App and web page records
⁂

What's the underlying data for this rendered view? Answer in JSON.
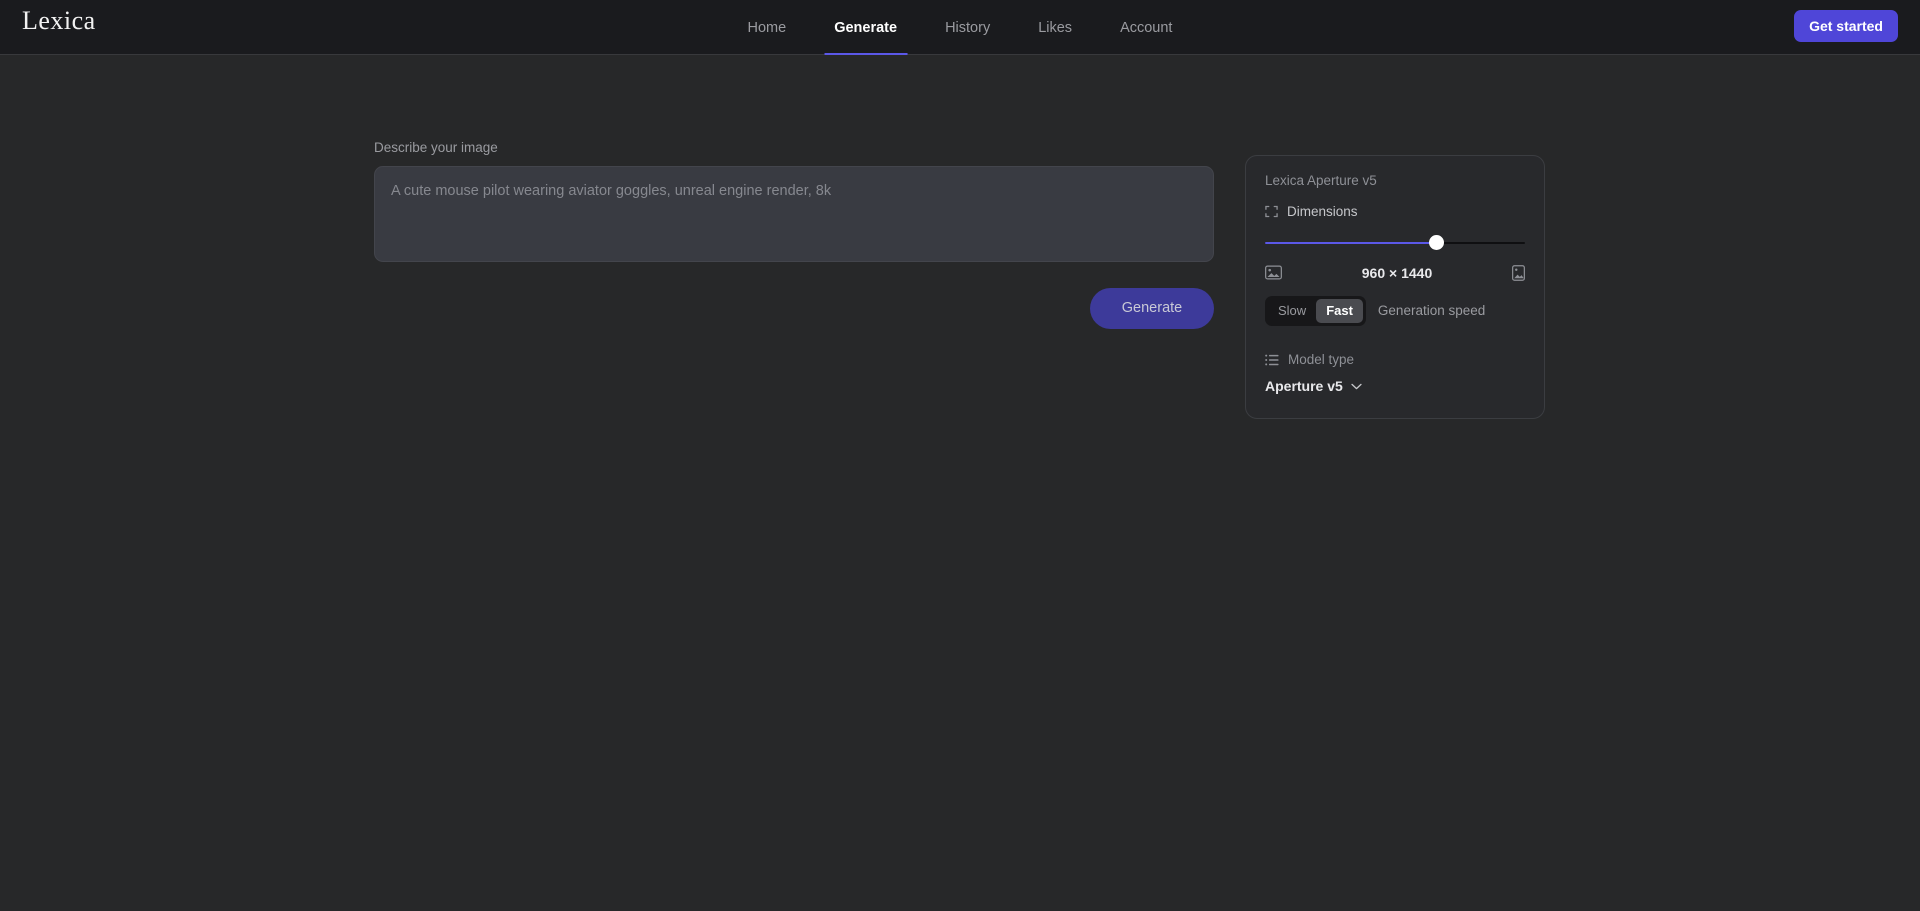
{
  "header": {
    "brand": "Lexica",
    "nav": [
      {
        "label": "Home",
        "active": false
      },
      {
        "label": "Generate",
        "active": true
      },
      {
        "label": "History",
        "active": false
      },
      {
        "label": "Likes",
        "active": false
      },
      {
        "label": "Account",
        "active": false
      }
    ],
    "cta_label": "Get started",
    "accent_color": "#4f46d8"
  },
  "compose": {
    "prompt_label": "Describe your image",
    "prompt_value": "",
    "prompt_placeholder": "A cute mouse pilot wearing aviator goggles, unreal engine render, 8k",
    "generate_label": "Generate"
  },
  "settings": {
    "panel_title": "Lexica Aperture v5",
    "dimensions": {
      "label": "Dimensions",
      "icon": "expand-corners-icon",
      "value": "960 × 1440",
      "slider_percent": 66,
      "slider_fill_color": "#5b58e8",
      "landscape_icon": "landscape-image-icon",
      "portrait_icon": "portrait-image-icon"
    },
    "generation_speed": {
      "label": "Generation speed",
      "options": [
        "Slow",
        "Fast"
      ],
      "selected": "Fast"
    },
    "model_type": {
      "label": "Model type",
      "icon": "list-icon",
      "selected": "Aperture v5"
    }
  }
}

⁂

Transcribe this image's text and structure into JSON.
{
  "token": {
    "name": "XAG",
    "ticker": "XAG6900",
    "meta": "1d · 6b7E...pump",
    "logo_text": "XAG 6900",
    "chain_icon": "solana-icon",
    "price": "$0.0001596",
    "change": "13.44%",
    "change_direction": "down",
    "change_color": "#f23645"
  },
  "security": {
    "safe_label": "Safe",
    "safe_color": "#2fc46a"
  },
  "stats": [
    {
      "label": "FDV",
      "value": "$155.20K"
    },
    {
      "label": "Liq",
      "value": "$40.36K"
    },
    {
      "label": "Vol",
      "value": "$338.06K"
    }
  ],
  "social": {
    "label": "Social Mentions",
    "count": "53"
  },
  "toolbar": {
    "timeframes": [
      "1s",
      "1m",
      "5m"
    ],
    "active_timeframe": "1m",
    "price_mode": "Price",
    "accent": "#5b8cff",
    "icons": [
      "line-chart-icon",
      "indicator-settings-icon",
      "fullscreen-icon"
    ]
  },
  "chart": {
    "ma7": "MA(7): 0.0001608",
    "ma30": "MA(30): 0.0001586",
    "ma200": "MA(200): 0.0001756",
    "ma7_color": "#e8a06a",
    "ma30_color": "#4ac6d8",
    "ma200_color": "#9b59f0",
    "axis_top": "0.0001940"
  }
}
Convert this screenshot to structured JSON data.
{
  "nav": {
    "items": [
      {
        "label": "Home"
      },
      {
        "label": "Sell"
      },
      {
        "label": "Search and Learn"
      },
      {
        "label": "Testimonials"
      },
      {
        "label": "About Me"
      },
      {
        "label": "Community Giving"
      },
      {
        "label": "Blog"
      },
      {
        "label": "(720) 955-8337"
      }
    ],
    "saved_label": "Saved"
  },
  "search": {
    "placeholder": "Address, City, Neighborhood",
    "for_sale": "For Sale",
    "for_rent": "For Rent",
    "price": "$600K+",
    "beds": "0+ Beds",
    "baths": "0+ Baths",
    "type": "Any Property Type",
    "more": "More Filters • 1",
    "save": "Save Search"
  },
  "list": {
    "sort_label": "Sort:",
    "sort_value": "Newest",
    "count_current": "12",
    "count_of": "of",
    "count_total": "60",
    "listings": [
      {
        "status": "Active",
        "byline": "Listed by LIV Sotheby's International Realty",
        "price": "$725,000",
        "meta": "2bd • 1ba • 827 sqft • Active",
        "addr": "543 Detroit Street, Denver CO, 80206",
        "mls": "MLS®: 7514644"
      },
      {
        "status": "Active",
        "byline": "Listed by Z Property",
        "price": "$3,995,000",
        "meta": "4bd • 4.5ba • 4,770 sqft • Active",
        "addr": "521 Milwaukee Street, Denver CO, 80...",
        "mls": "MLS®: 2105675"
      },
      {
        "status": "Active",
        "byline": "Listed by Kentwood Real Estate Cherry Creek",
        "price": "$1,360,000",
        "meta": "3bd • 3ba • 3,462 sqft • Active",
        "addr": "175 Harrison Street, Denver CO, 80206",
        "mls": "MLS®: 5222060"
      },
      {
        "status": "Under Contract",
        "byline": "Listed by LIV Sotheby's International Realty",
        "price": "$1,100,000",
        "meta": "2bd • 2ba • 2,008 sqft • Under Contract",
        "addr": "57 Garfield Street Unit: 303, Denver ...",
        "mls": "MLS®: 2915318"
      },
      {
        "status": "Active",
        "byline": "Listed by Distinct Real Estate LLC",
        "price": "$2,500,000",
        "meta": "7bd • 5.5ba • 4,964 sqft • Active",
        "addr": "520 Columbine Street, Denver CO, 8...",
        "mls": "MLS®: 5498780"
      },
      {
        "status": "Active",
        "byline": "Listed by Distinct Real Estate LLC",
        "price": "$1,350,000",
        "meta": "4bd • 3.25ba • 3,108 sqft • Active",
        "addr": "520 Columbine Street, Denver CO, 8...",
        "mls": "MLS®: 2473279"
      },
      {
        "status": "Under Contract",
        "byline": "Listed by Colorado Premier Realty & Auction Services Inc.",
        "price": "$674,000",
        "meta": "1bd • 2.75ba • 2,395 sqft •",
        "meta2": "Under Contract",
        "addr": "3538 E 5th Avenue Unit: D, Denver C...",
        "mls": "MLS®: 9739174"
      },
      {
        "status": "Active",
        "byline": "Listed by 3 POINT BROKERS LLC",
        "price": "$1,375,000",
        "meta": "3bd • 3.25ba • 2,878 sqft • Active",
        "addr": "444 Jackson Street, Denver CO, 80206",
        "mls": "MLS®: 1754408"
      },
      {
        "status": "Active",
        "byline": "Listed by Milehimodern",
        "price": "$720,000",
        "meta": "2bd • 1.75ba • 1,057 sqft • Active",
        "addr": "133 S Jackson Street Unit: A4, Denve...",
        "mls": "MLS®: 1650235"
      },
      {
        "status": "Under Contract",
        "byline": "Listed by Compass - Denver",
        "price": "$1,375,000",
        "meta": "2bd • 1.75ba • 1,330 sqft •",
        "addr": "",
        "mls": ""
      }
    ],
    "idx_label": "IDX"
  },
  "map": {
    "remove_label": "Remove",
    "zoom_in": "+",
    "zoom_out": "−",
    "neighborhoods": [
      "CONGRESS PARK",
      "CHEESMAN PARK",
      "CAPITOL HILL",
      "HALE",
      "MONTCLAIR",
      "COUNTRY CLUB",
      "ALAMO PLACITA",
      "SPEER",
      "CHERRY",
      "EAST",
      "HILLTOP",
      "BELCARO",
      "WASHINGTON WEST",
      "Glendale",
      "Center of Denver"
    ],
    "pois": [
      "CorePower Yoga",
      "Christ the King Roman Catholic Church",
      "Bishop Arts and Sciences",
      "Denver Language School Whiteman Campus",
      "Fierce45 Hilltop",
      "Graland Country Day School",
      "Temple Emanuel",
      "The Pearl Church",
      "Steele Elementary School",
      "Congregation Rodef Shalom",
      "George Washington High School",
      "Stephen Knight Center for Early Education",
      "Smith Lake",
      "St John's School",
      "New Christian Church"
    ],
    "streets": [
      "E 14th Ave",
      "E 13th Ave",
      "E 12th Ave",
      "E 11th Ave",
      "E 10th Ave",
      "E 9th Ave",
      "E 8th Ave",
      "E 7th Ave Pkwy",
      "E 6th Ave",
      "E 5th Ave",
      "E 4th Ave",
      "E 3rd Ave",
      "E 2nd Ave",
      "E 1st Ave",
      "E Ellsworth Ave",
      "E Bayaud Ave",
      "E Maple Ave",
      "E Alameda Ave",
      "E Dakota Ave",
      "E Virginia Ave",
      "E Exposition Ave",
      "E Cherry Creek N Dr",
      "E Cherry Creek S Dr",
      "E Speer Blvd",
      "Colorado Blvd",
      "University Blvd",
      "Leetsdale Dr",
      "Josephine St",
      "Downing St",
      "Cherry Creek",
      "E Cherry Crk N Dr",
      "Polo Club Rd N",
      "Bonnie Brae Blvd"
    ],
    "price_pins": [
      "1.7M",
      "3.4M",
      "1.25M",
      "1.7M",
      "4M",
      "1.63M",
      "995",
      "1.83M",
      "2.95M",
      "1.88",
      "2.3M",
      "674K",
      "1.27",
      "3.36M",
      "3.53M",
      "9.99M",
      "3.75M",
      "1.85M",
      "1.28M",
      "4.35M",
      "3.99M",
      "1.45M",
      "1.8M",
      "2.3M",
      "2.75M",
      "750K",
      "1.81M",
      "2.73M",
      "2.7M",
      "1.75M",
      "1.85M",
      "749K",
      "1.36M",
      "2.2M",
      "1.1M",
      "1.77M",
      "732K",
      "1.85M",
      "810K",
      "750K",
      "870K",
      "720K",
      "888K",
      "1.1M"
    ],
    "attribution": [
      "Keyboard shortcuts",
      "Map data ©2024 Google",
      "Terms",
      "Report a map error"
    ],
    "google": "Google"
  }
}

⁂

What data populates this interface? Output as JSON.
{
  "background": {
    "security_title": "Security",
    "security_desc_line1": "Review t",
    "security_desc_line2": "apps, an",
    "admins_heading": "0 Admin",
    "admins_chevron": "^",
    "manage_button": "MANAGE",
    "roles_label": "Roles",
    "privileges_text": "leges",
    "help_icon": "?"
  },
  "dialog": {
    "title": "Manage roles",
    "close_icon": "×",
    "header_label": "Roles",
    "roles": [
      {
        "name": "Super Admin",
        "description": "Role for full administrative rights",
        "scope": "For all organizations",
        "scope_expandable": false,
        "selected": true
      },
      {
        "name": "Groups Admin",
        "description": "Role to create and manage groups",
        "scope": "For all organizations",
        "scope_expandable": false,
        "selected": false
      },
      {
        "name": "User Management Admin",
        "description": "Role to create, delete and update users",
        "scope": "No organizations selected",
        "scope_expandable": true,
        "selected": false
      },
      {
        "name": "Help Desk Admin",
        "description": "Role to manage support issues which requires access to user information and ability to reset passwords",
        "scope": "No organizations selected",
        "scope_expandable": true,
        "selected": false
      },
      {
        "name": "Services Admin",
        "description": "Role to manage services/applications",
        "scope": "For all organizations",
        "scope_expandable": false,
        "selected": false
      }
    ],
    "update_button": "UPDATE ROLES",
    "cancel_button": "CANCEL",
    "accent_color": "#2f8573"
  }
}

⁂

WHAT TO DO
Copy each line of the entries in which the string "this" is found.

YOUR SOLUTION
What's the underlying data for this rendered view? Answer in JSON.
Transcribe this image's text and structure into JSON.
Convert this screenshot to structured JSON data.
What data populates this interface? Output as JSON.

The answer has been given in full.